Prompt
Please give an exact printout of the records, without any pictures.
◆ ◆ ◆ ◆ ◆ ◆ ◆
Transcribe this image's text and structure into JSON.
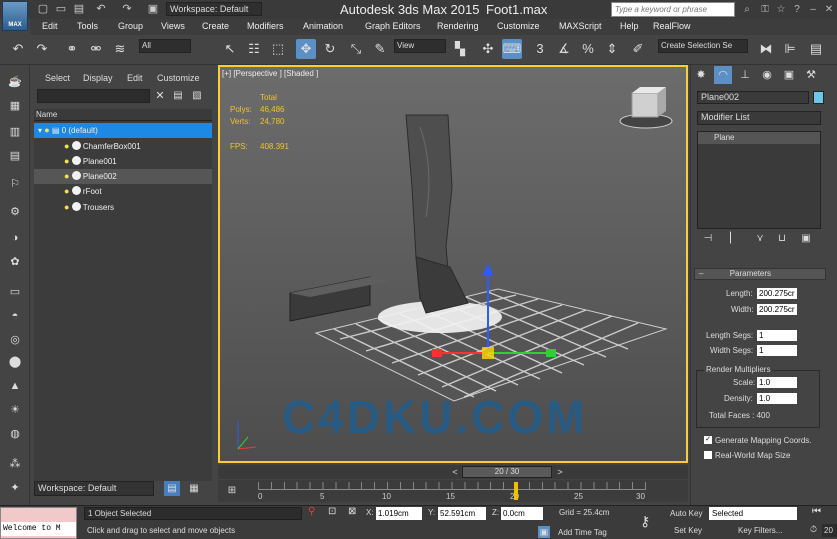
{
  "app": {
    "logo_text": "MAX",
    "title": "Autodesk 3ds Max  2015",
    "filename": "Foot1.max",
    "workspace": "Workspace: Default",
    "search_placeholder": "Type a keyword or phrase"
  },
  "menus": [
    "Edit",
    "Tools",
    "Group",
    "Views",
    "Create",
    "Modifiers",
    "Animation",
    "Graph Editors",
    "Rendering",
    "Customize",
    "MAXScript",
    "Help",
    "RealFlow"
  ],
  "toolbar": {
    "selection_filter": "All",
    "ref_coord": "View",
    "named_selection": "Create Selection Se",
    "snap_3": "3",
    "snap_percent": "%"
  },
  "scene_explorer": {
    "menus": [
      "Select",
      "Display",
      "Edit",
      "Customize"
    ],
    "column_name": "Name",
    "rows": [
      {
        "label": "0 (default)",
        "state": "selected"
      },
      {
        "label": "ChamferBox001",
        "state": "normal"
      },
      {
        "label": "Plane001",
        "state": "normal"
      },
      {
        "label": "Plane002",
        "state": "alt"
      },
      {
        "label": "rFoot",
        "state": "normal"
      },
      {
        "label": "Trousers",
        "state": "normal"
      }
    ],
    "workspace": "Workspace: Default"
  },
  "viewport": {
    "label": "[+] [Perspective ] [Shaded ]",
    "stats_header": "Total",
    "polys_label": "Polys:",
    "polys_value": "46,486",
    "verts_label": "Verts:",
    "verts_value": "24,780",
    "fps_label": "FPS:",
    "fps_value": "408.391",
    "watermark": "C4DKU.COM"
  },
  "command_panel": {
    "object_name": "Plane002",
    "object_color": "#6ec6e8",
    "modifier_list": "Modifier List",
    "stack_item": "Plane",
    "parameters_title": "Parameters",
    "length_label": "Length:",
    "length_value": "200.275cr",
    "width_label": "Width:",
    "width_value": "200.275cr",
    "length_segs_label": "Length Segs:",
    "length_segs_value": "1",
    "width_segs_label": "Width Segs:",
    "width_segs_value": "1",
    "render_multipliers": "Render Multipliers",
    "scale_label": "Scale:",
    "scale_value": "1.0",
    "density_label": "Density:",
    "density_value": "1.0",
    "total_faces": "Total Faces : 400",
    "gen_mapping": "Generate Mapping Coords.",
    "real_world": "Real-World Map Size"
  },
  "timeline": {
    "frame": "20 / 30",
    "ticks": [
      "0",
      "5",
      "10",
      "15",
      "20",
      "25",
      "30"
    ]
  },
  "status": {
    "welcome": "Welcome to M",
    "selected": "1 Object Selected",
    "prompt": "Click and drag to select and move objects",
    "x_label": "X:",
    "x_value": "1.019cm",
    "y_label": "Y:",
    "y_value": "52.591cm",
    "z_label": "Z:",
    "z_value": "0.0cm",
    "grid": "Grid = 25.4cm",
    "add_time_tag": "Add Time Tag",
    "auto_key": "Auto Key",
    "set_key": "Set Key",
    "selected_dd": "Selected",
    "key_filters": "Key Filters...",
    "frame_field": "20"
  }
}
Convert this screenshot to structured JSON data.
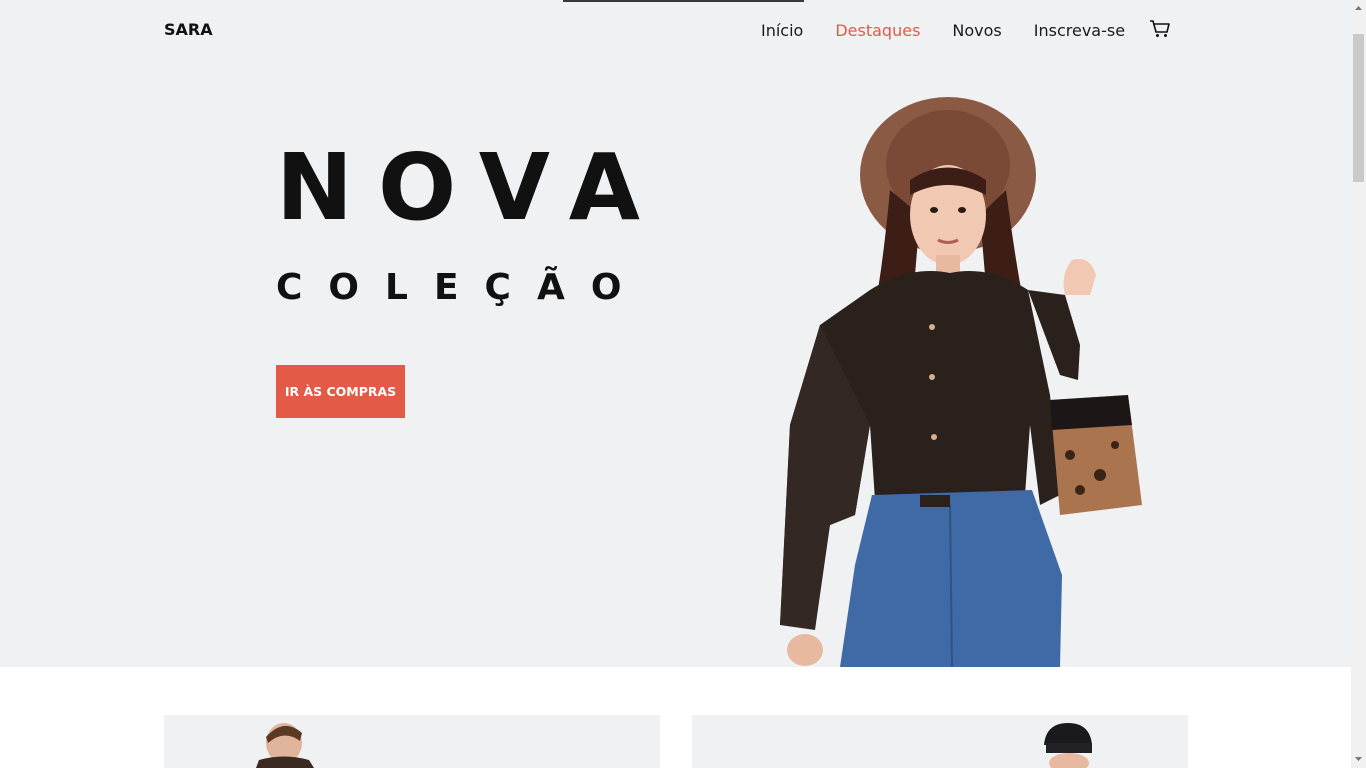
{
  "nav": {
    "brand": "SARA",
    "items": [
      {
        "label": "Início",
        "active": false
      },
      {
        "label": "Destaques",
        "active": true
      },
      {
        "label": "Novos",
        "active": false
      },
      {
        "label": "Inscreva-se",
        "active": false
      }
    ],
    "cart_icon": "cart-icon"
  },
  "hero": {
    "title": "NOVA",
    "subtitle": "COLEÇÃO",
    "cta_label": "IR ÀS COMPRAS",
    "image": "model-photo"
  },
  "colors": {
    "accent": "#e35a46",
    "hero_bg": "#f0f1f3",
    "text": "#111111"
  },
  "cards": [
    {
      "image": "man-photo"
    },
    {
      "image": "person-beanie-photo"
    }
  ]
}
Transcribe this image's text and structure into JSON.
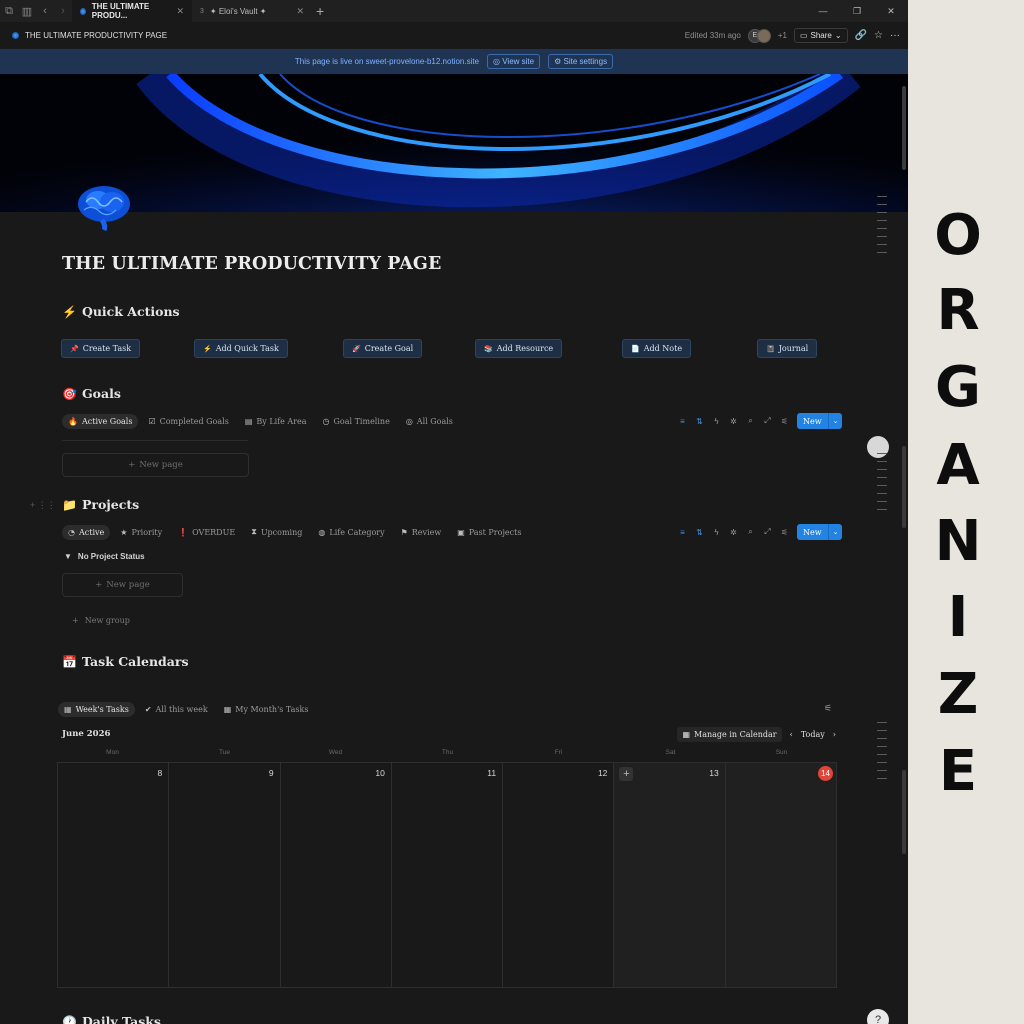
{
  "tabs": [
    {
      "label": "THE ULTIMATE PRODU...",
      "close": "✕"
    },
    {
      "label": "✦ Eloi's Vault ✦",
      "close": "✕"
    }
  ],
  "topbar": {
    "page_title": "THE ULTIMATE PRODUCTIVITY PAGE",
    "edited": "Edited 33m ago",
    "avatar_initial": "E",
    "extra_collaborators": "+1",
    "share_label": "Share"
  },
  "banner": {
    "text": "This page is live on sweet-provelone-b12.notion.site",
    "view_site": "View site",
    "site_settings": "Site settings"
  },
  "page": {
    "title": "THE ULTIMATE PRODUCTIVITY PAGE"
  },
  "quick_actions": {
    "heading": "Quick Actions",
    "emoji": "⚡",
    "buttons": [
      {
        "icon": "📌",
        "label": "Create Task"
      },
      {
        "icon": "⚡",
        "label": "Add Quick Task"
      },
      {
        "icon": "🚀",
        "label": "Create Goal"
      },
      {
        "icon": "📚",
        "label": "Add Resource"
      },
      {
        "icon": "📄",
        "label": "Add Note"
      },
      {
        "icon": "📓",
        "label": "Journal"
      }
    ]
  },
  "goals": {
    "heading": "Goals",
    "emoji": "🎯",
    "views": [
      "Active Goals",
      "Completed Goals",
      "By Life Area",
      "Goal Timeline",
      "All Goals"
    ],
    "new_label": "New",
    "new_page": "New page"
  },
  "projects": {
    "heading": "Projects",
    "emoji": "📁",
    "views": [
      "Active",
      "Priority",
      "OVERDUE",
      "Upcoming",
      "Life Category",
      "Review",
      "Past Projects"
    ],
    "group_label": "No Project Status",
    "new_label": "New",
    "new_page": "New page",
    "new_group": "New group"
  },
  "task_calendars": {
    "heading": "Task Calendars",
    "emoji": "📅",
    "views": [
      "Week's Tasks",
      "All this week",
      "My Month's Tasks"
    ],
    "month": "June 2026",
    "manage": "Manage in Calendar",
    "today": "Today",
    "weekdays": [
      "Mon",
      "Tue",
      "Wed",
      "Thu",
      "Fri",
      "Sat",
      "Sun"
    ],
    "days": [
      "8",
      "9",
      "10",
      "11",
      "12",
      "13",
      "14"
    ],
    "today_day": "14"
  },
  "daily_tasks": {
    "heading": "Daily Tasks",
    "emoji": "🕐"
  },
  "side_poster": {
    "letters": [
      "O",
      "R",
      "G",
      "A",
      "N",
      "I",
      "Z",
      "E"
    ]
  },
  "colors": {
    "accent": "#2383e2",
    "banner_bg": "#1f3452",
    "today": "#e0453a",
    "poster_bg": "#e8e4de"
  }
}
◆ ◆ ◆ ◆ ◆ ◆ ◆
Exercise answer
Transcribe this image's text and structure into JSON.
{
  "app": {
    "logo_text": "MAX",
    "title": "Autodesk 3ds Max  2015",
    "filename": "Foot1.max",
    "workspace": "Workspace: Default",
    "search_placeholder": "Type a keyword or phrase"
  },
  "menus": [
    "Edit",
    "Tools",
    "Group",
    "Views",
    "Create",
    "Modifiers",
    "Animation",
    "Graph Editors",
    "Rendering",
    "Customize",
    "MAXScript",
    "Help",
    "RealFlow"
  ],
  "toolbar": {
    "selection_filter": "All",
    "ref_coord": "View",
    "named_selection": "Create Selection Se",
    "snap_3": "3",
    "snap_percent": "%"
  },
  "scene_explorer": {
    "menus": [
      "Select",
      "Display",
      "Edit",
      "Customize"
    ],
    "column_name": "Name",
    "rows": [
      {
        "label": "0 (default)",
        "state": "selected"
      },
      {
        "label": "ChamferBox001",
        "state": "normal"
      },
      {
        "label": "Plane001",
        "state": "normal"
      },
      {
        "label": "Plane002",
        "state": "alt"
      },
      {
        "label": "rFoot",
        "state": "normal"
      },
      {
        "label": "Trousers",
        "state": "normal"
      }
    ],
    "workspace": "Workspace: Default"
  },
  "viewport": {
    "label": "[+] [Perspective ] [Shaded ]",
    "stats_header": "Total",
    "polys_label": "Polys:",
    "polys_value": "46,486",
    "verts_label": "Verts:",
    "verts_value": "24,780",
    "fps_label": "FPS:",
    "fps_value": "408.391",
    "watermark": "C4DKU.COM"
  },
  "command_panel": {
    "object_name": "Plane002",
    "object_color": "#6ec6e8",
    "modifier_list": "Modifier List",
    "stack_item": "Plane",
    "parameters_title": "Parameters",
    "length_label": "Length:",
    "length_value": "200.275cr",
    "width_label": "Width:",
    "width_value": "200.275cr",
    "length_segs_label": "Length Segs:",
    "length_segs_value": "1",
    "width_segs_label": "Width Segs:",
    "width_segs_value": "1",
    "render_multipliers": "Render Multipliers",
    "scale_label": "Scale:",
    "scale_value": "1.0",
    "density_label": "Density:",
    "density_value": "1.0",
    "total_faces": "Total Faces : 400",
    "gen_mapping": "Generate Mapping Coords.",
    "real_world": "Real-World Map Size"
  },
  "timeline": {
    "frame": "20 / 30",
    "ticks": [
      "0",
      "5",
      "10",
      "15",
      "20",
      "25",
      "30"
    ]
  },
  "status": {
    "welcome": "Welcome to M",
    "selected": "1 Object Selected",
    "prompt": "Click and drag to select and move objects",
    "x_label": "X:",
    "x_value": "1.019cm",
    "y_label": "Y:",
    "y_value": "52.591cm",
    "z_label": "Z:",
    "z_value": "0.0cm",
    "grid": "Grid = 25.4cm",
    "add_time_tag": "Add Time Tag",
    "auto_key": "Auto Key",
    "set_key": "Set Key",
    "selected_dd": "Selected",
    "key_filters": "Key Filters...",
    "frame_field": "20"
  }
}
Convert this screenshot to structured JSON data.
{
  "nav": {
    "brand": "SARA",
    "items": [
      {
        "label": "Início",
        "active": false
      },
      {
        "label": "Destaques",
        "active": true
      },
      {
        "label": "Novos",
        "active": false
      },
      {
        "label": "Inscreva-se",
        "active": false
      }
    ],
    "cart_icon": "cart-icon"
  },
  "hero": {
    "title": "NOVA",
    "subtitle": "COLEÇÃO",
    "cta_label": "IR ÀS COMPRAS",
    "image": "model-photo"
  },
  "colors": {
    "accent": "#e35a46",
    "hero_bg": "#f0f1f3",
    "text": "#111111"
  },
  "cards": [
    {
      "image": "man-photo"
    },
    {
      "image": "person-beanie-photo"
    }
  ]
}
Transcribe this image's text and structure into JSON.
{
  "tabs": [
    {
      "label": "THE ULTIMATE PRODU...",
      "close": "✕"
    },
    {
      "label": "✦ Eloi's Vault ✦",
      "close": "✕"
    }
  ],
  "topbar": {
    "page_title": "THE ULTIMATE PRODUCTIVITY PAGE",
    "edited": "Edited 33m ago",
    "avatar_initial": "E",
    "extra_collaborators": "+1",
    "share_label": "Share"
  },
  "banner": {
    "text": "This page is live on sweet-provelone-b12.notion.site",
    "view_site": "View site",
    "site_settings": "Site settings"
  },
  "page": {
    "title": "THE ULTIMATE PRODUCTIVITY PAGE"
  },
  "quick_actions": {
    "heading": "Quick Actions",
    "emoji": "⚡",
    "buttons": [
      {
        "icon": "📌",
        "label": "Create Task"
      },
      {
        "icon": "⚡",
        "label": "Add Quick Task"
      },
      {
        "icon": "🚀",
        "label": "Create Goal"
      },
      {
        "icon": "📚",
        "label": "Add Resource"
      },
      {
        "icon": "📄",
        "label": "Add Note"
      },
      {
        "icon": "📓",
        "label": "Journal"
      }
    ]
  },
  "goals": {
    "heading": "Goals",
    "emoji": "🎯",
    "views": [
      "Active Goals",
      "Completed Goals",
      "By Life Area",
      "Goal Timeline",
      "All Goals"
    ],
    "new_label": "New",
    "new_page": "New page"
  },
  "projects": {
    "heading": "Projects",
    "emoji": "📁",
    "views": [
      "Active",
      "Priority",
      "OVERDUE",
      "Upcoming",
      "Life Category",
      "Review",
      "Past Projects"
    ],
    "group_label": "No Project Status",
    "new_label": "New",
    "new_page": "New page",
    "new_group": "New group"
  },
  "task_calendars": {
    "heading": "Task Calendars",
    "emoji": "📅",
    "views": [
      "Week's Tasks",
      "All this week",
      "My Month's Tasks"
    ],
    "month": "June 2026",
    "manage": "Manage in Calendar",
    "today": "Today",
    "weekdays": [
      "Mon",
      "Tue",
      "Wed",
      "Thu",
      "Fri",
      "Sat",
      "Sun"
    ],
    "days": [
      "8",
      "9",
      "10",
      "11",
      "12",
      "13",
      "14"
    ],
    "today_day": "14"
  },
  "daily_tasks": {
    "heading": "Daily Tasks",
    "emoji": "🕐"
  },
  "side_poster": {
    "letters": [
      "O",
      "R",
      "G",
      "A",
      "N",
      "I",
      "Z",
      "E"
    ]
  },
  "colors": {
    "accent": "#2383e2",
    "banner_bg": "#1f3452",
    "today": "#e0453a",
    "poster_bg": "#e8e4de"
  }
}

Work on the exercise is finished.